And sometimes, God, forgive me,
I've wept unmanly tears.
I know I don't deserve a place,
Among the people here.
They never wanted me around,
Except to calm their fears
If you've a place for me here, Lord,
It needn't be so grand.
I never expected or had too much,
But if you don't, I'll understand.
There was a silence all around the throne,
Where the saints had often trod.
As the Soldier waited quietly,
For the judgment of his God.
'Step forward now, you Soldier,
You've borne your burdens well.
Walk peacefully on Heaven's streets,
You've done your time in Hell.'
h/t Mutt & Jeff
Tuesday, February 2, 2010
Today, while the War against Terrorism might not be popular, it is necessary. I believe the American public knows this. I believe that's why we "support our troops." We all recognize that our fighting men and women stand between us and those who would harm us, our country, and our way of life. It is only fitting that we honor these men and women who give so much for us. There are a number of things we can to do give our military their due; volunteering for Soldier's Angels, sending packages to "Any Soldier," donating to charities that support the families of those who gave their lives, or by simply saying "thank you" to anyone you see in uniform.
My Marine Son has pointed out another way to honor those who have given all; a memorial bracelet. These bracelets are similar to the POW-MIA bracelets of the '70s. Like those bracelets, a memorial bracelet is a simple way to keep the sacrifice of those who "gave all" in the forefront of our minds. They're a way to remember. You can order a memorial bracelet at MemorialBracelets.com. You can order a bracelet with the name of someone you know, someone from your hometown, or home state. You can order a bracelet to memorialize someone who gave their life in Iraq, Afghanistan, or Vietnam; or someone who was the victim of terrorism.

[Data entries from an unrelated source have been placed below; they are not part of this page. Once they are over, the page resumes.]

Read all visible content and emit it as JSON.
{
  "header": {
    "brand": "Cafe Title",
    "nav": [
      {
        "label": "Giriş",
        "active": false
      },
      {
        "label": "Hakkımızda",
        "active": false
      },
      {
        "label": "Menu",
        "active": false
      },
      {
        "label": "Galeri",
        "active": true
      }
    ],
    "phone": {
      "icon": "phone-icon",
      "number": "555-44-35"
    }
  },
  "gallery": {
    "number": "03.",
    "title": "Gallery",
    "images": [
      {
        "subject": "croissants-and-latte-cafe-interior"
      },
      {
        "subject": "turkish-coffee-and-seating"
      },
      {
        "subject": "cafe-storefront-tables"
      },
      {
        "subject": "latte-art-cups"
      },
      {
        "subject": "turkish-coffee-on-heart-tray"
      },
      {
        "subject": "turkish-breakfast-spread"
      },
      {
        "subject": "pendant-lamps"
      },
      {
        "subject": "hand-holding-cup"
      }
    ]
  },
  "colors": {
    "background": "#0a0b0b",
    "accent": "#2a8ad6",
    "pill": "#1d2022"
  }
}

It's not hard to order, and wearing the bracelet is another way to show support for our military.
I ordered two bracelets today. I ordered them to remember two young men that I didn't know. I may not have known these young men, but I will honor them forever; not only because they gave their lives for this wonderful country, but because they served with my son. He knew them. He said they were "good kids." He mourns them. So to honor him, and to honor them, my husband and I will proudly wear these bracelets in memory of LCpl Leopold F. Damas of Floral Park, New York, who was 26 years old when he died in Afghanistan on the 17th of August 2009, and for LCpl Javier Olvera of Palmdale, California, who was only 20 years old when he died in Afghanistan on the 8th of August, 2009. May God Bless them both, and may God Bless their families.
Monday, February 1, 2010
Well, here's the good news....LtG is back! A book based on his blog and his experiences in Iraq is scheduled for publication on April 1st. (He swears this is not an April Fool's joke.) Based on LtG's blog writing, I'll recommend this new book to you, sight unseen. (You can pre-order it on Amazon.com by clicking this link.) He's also posting on Kaboom, again! Good luck LtG!!!